The Sallie Mae® of today might surprise you. We’re no longer a government student loan servicer — in fact, we’re a completely different business and have been for nearly a decade. Today, we’re a bank offering financing, such as private student loans, and free college planning resources to students and their families.

Sallie Mae is not a federal loan servicer.

The name Sallie Mae has been around since the ‘70s, but the company who uses the name today is actually pretty new.

When Sallie Mae first formed, it was a government-sponsored enterprise servicing federal student loans — or loans made by the government. But in 2014, it split into two separate companies. The Sallie Mae of today took the name and became a consumer banking business. The other company became Navient — a name you may recognize today if you have a federal student loan — which works in the federal loan servicing business. Importantly, the two companies are independent and not associated with one another.

Of the $1.71 trillion outstanding student loan debt in 2021, $1.59 trillion – or 92% – was made and held by the federal government. The remaining 7.61% of student loan debt was held by numerous private lenders, including Sallie Mae.

Sallie Mae is in the business of fair and responsible lending.

Sallie Mae’s approach to loans is shaped by our responsible lending philosophy — that students and families should not be overburdened with loans that they won’t be able to repay. We believe that college should be affordable, equitable, and accessible for all students, and we’re committed to making that a reality.

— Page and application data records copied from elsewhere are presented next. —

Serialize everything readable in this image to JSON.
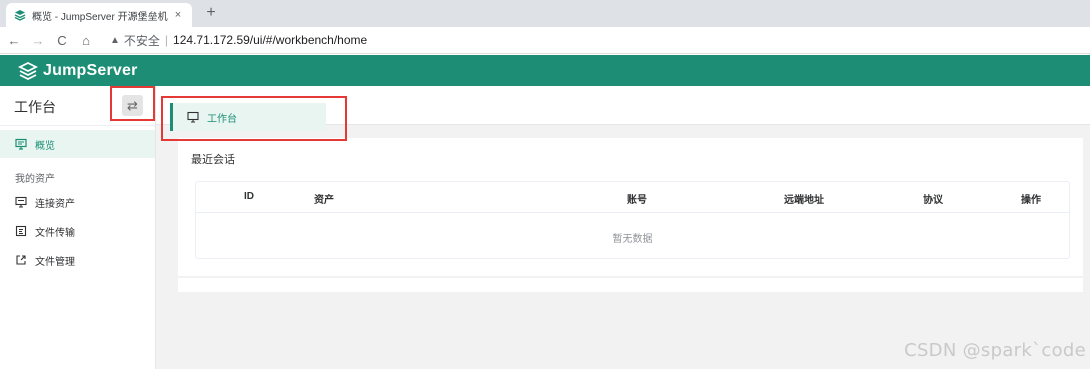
{
  "browser": {
    "tab_title": "概览 - JumpServer 开源堡垒机",
    "tab_close": "×",
    "new_tab": "+",
    "nav": {
      "back": "←",
      "forward": "→",
      "reload": "C",
      "home": "⌂"
    },
    "security_icon": "▲",
    "security_text": "不安全",
    "separator": "|",
    "url": "124.71.172.59/ui/#/workbench/home"
  },
  "app": {
    "brand": "JumpServer",
    "brand_color": "#1d8e75",
    "accent_light": "#e8f5f1",
    "annotation_color": "#e53935"
  },
  "sidebar": {
    "title": "工作台",
    "switch_icon": "⇄",
    "items": [
      {
        "label": "概览",
        "icon": "monitor-icon",
        "active": true
      },
      {
        "group": "我的资产"
      },
      {
        "label": "连接资产",
        "icon": "desktop-icon"
      },
      {
        "label": "文件传输",
        "icon": "file-transfer-icon"
      },
      {
        "label": "文件管理",
        "icon": "external-link-icon"
      }
    ]
  },
  "main": {
    "tab": {
      "label": "工作台",
      "icon": "monitor-icon"
    },
    "card_title": "最近会话",
    "table": {
      "columns": [
        "ID",
        "资产",
        "账号",
        "远端地址",
        "协议",
        "操作"
      ],
      "empty_text": "暂无数据"
    }
  },
  "watermark": "CSDN @spark`code"
}
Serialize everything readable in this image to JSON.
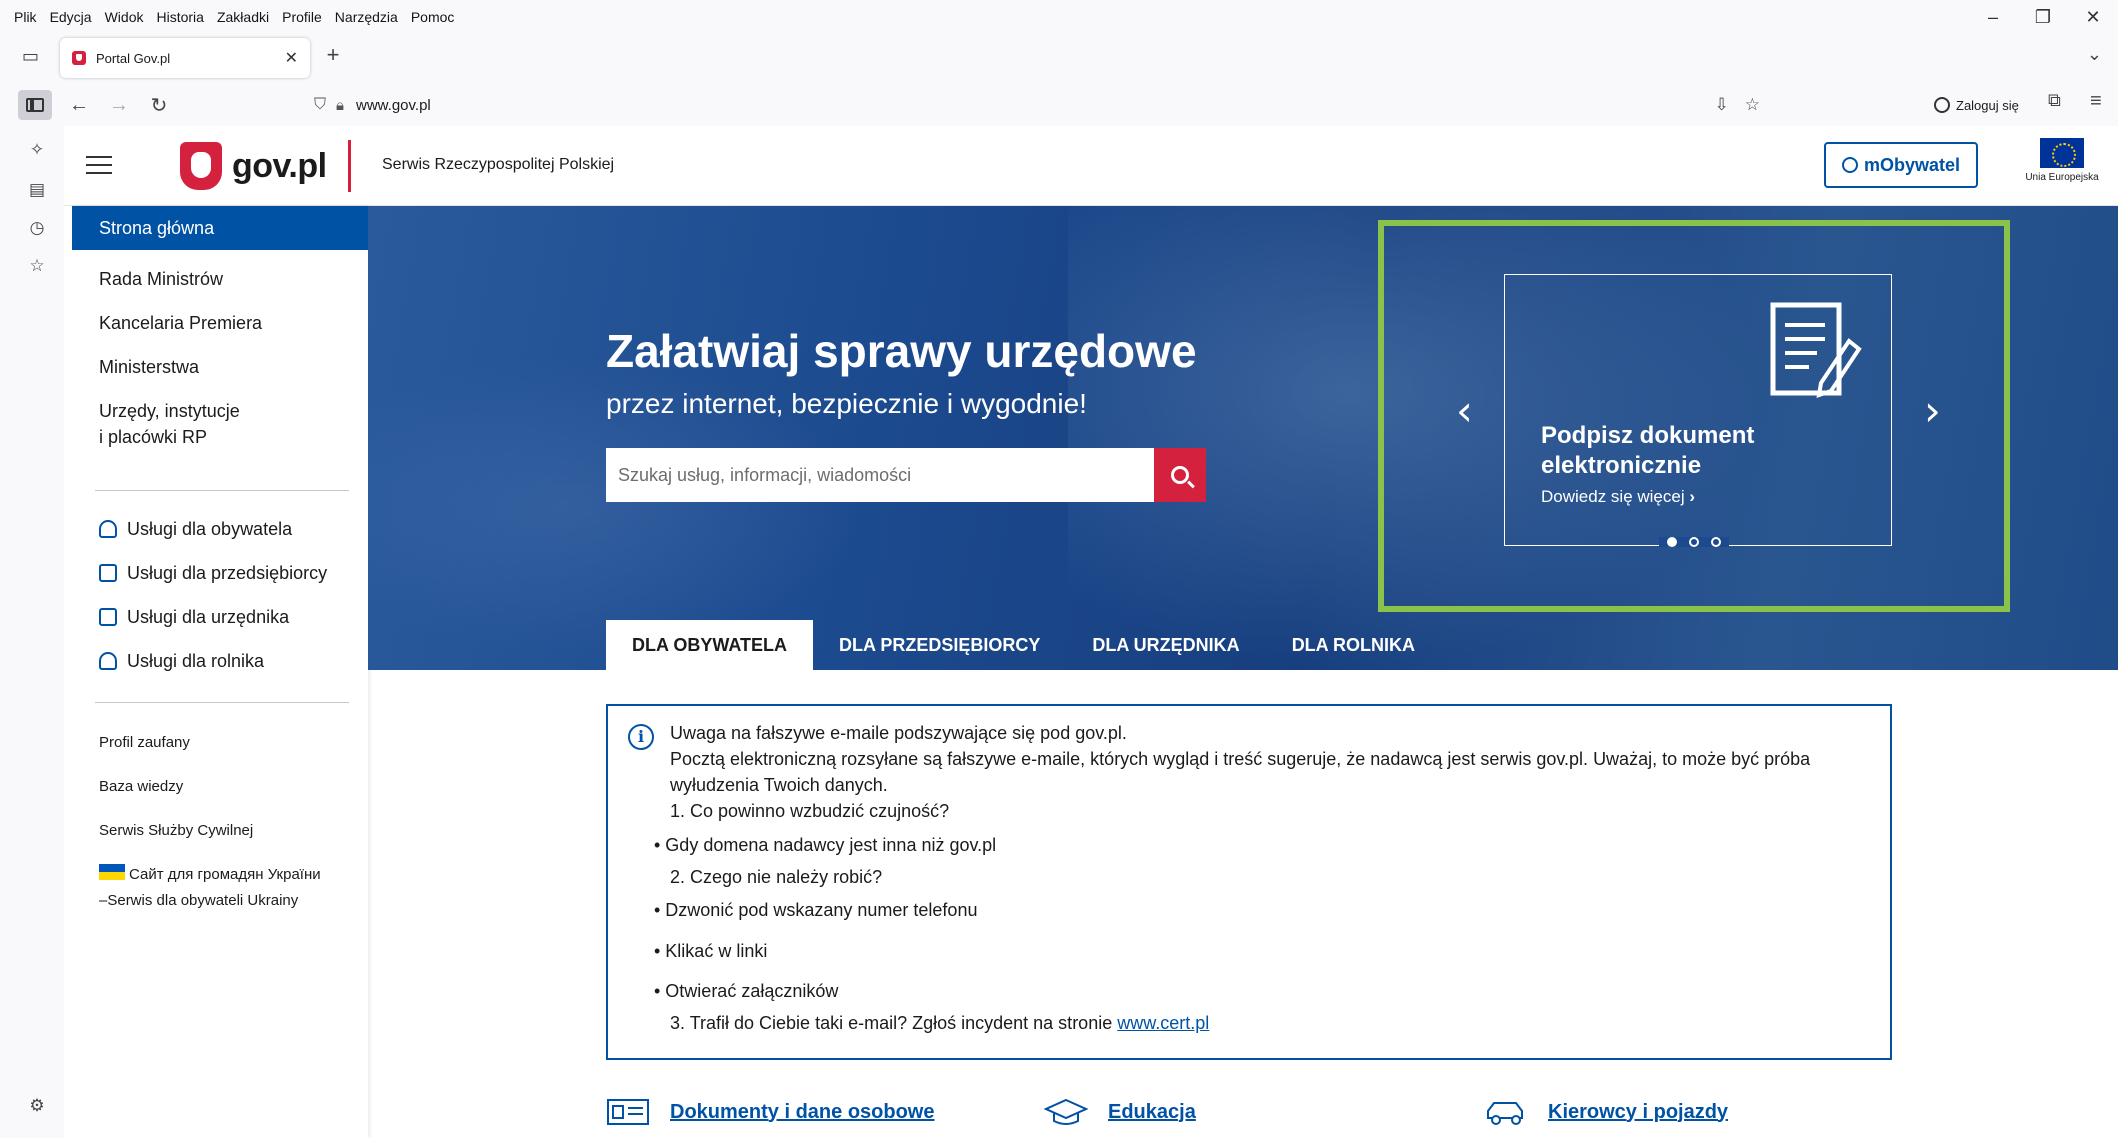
{
  "browser": {
    "menu": [
      "Plik",
      "Edycja",
      "Widok",
      "Historia",
      "Zakładki",
      "Profile",
      "Narzędzia",
      "Pomoc"
    ],
    "window_controls": {
      "minimize": "–",
      "restore": "❐",
      "close": "✕"
    },
    "tab": {
      "title": "Portal Gov.pl",
      "close": "✕"
    },
    "new_tab": "+",
    "url": "www.gov.pl",
    "login_label": "Zaloguj się"
  },
  "header": {
    "logo_text": "gov.pl",
    "tagline": "Serwis Rzeczypospolitej Polskiej",
    "mobywatel_label": "mObywatel",
    "eu_label": "Unia Europejska"
  },
  "nav": {
    "main": [
      "Strona główna",
      "Rada Ministrów",
      "Kancelaria Premiera",
      "Ministerstwa",
      "Urzędy, instytucje",
      "i placówki RP"
    ],
    "services": [
      "Usługi dla obywatela",
      "Usługi dla przedsiębiorcy",
      "Usługi dla urzędnika",
      "Usługi dla rolnika"
    ],
    "links": [
      "Profil zaufany",
      "Baza wiedzy",
      "Serwis Służby Cywilnej"
    ],
    "ukraine": {
      "line1": "Сайт для громадян України",
      "line2": "–Serwis dla obywateli Ukrainy"
    }
  },
  "hero": {
    "title": "Załatwiaj sprawy urzędowe",
    "subtitle": "przez internet, bezpiecznie i wygodnie!",
    "search_placeholder": "Szukaj usług, informacji, wiadomości",
    "slide": {
      "title": "Podpisz dokument elektronicznie",
      "link": "Dowiedz się więcej",
      "link_arrow": "›",
      "active_index": 0,
      "count": 3
    },
    "arrow_prev": "‹",
    "arrow_next": "›",
    "tabs": [
      "DLA OBYWATELA",
      "DLA PRZEDSIĘBIORCY",
      "DLA URZĘDNIKA",
      "DLA ROLNIKA"
    ]
  },
  "alert": {
    "icon": "i",
    "title": "Uwaga na fałszywe e-maile podszywające się pod gov.pl.",
    "text1": "Pocztą elektroniczną rozsyłane są fałszywe e-maile, których wygląd i treść sugeruje, że nadawcą jest serwis gov.pl. Uważaj, to może być próba",
    "text2": "wyłudzenia Twoich danych.",
    "q1": "1. Co powinno wzbudzić czujność?",
    "b1": "•  Gdy domena nadawcy jest inna niż gov.pl",
    "q2": "2. Czego nie należy robić?",
    "b2": "• Dzwonić pod wskazany numer telefonu",
    "b3": "• Klikać w linki",
    "b4": "• Otwierać załączników",
    "q3": "3. Trafił do Ciebie taki e-mail? Zgłoś incydent na stronie ",
    "q3_link": "www.cert.pl"
  },
  "categories": [
    "Dokumenty i dane osobowe",
    "Edukacja",
    "Kierowcy i pojazdy"
  ],
  "colors": {
    "brand_blue": "#0052a5",
    "brand_red": "#d4213d",
    "highlight_green": "#8bc34a"
  }
}
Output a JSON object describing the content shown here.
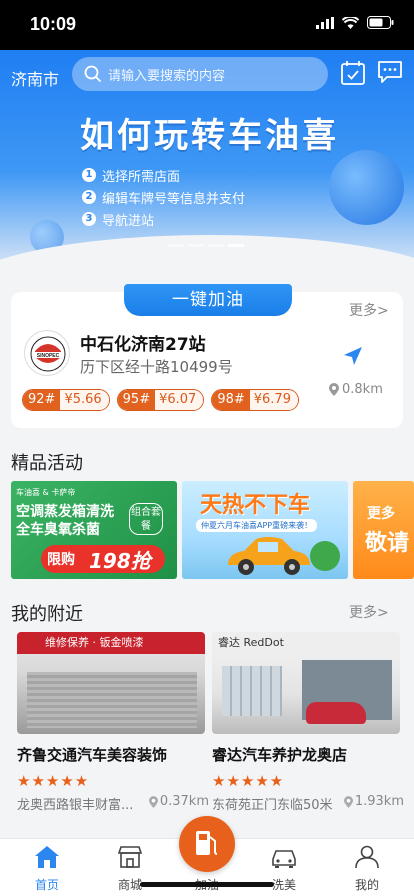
{
  "status_bar": {
    "time": "10:09"
  },
  "header": {
    "city": "济南市",
    "search_placeholder": "请输入要搜索的内容"
  },
  "banner": {
    "title": "如何玩转车油喜",
    "steps": [
      {
        "num": "1",
        "text": "选择所需店面"
      },
      {
        "num": "2",
        "text": "编辑车牌号等信息并支付"
      },
      {
        "num": "3",
        "text": "导航进站"
      }
    ],
    "page_count": 4,
    "active_page": 4
  },
  "refuel": {
    "tab_label": "一键加油",
    "more_label": "更多>",
    "station": {
      "name": "中石化济南27站",
      "address": "历下区经十路10499号",
      "distance": "0.8km",
      "logo_text": "SINOPEC"
    },
    "prices": [
      {
        "grade": "92#",
        "price": "¥5.66"
      },
      {
        "grade": "95#",
        "price": "¥6.07"
      },
      {
        "grade": "98#",
        "price": "¥6.79"
      }
    ]
  },
  "activities": {
    "title": "精品活动",
    "items": [
      {
        "brand": "车油喜 & 卡萨帝",
        "headline1": "空调蒸发箱清洗",
        "headline2": "全车臭氧杀菌",
        "badge": "组合套餐",
        "promo": "限购",
        "price": "198抢"
      },
      {
        "headline": "天热不下车",
        "sub": "仲夏六月车油喜APP重磅来袭！"
      },
      {
        "text1": "更多",
        "text2": "敬请"
      }
    ]
  },
  "nearby": {
    "title": "我的附近",
    "more_label": "更多>",
    "shops": [
      {
        "name": "齐鲁交通汽车美容装饰",
        "stars": "★★★★★",
        "address": "龙奥西路银丰财富...",
        "distance": "0.37km",
        "sign": "维修保养 · 钣金喷漆"
      },
      {
        "name": "睿达汽车养护龙奥店",
        "stars": "★★★★★",
        "address": "东荷苑正门东临50米",
        "distance": "1.93km",
        "sign": "睿达 RedDot"
      }
    ]
  },
  "tabbar": {
    "items": [
      {
        "label": "首页",
        "icon": "home-icon"
      },
      {
        "label": "商城",
        "icon": "store-icon"
      },
      {
        "label": "加油",
        "icon": "fuel-pump-icon"
      },
      {
        "label": "洗美",
        "icon": "car-icon"
      },
      {
        "label": "我的",
        "icon": "profile-icon"
      }
    ],
    "active": "首页"
  },
  "colors": {
    "accent_blue": "#2b86f0",
    "accent_orange": "#e8611c"
  }
}
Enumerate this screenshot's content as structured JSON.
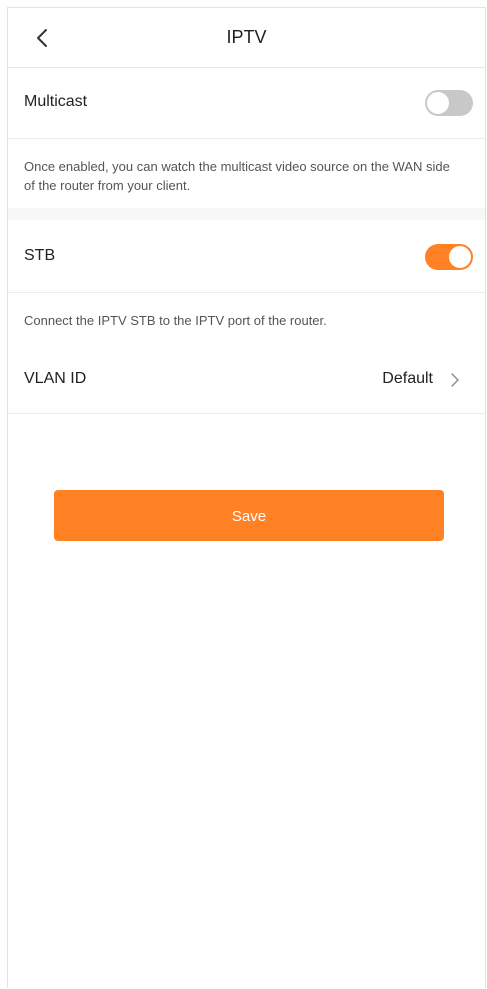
{
  "header": {
    "title": "IPTV",
    "back_icon": "chevron-left-icon"
  },
  "multicast": {
    "label": "Multicast",
    "enabled": false,
    "description": "Once enabled, you can watch the multicast video source on the WAN side of the router from your client."
  },
  "stb": {
    "label": "STB",
    "enabled": true,
    "description": "Connect the IPTV STB to the IPTV port of the router."
  },
  "vlan": {
    "label": "VLAN ID",
    "value": "Default",
    "chevron_icon": "chevron-right-icon"
  },
  "save": {
    "label": "Save"
  },
  "colors": {
    "accent": "#ff8124",
    "toggle_off": "#c8c8c8",
    "background": "#ffffff",
    "section_gap": "#f7f7f7"
  }
}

That’s why we believe private loans should be used to fill the gap between resources available to students and the remaining cost of college, and not as a first resort. Simply put, students shouldn’t pay more for college than necessary.

In fact, taking out a private loan is the last step of our three-step approach used to guide students and their families through all of their options. The first step is to find money you won’t have to pay back, or ‘free money’, such as scholarships and grants. The second step is to explore federal student loans by filling out the Free Application for Federal Student Aid (FAFSA®) and gaining access to the $150 billion in federal aid available through the government.

And our fair lending approach works. In 2021 alone, Sallie Mae provided support to more than 420,000 students and families seeking financing for college and graduate studies. In addition, roughly 9 in 10 of Sallie Mae’s private student loans in repayment were managed on time.

Sallie Mae is committed to helping students succeed.

Providing loans is just one part of how Sallie Mae achieves its mission of powering confidence for students. We know how critical financial literacy is to future success, which is why we provide free financial planning tools for anyone to use, whether they’re a Sallie Mae customer or not. 

We guide students and their families by emphasizing financial literacy from day one – before they even take out a loan. Our array of tools and resources to help students plan and pay for college are available for free on our website.   

Examples of our tools include:

  • A free scholarship search tool that matches students with scholarships based on their skills, activities and interests. Last year, it matched 24,000 students with a total of $67 million to cover college costs. We have a version for graduate students, too, home to more than 950,000 scholarships worth up to $1 billion.
  • We provide a variety of financial literacy calculators to help customers understand how to best save and pay, including a college cost calculator, college planning calculator, and student loan payment amount estimator.
  • Our Sallie Mae Fund Bridging the Dream Scholarship Program provides millions of dollars to support low-income and minority students to help improve college access and completion rates in the nation.

If students do decide to take out private student loans with us, we want to make sure they’re informed. We provide clear communications regarding their choices, including the option for undergrad and grad students to make payments while in school. Nearly half of Sallie Mae customers go this route, which helps save on the total cost of their student loans. We also provide consistent communication regarding their loan balances, including an annual statement detailing what they owe.

We know that financing higher education is complex and confusing, but Sallie Mae is here to make sense of it all. That means ensuring students and families feel confident and informed about how to plan and pay for higher education, and if they need to borrow, we’ll provide responsible options that power them throughout their unique journey.

FAFSA is a registered service mark of U.S. Department of Education, Federal Student Aid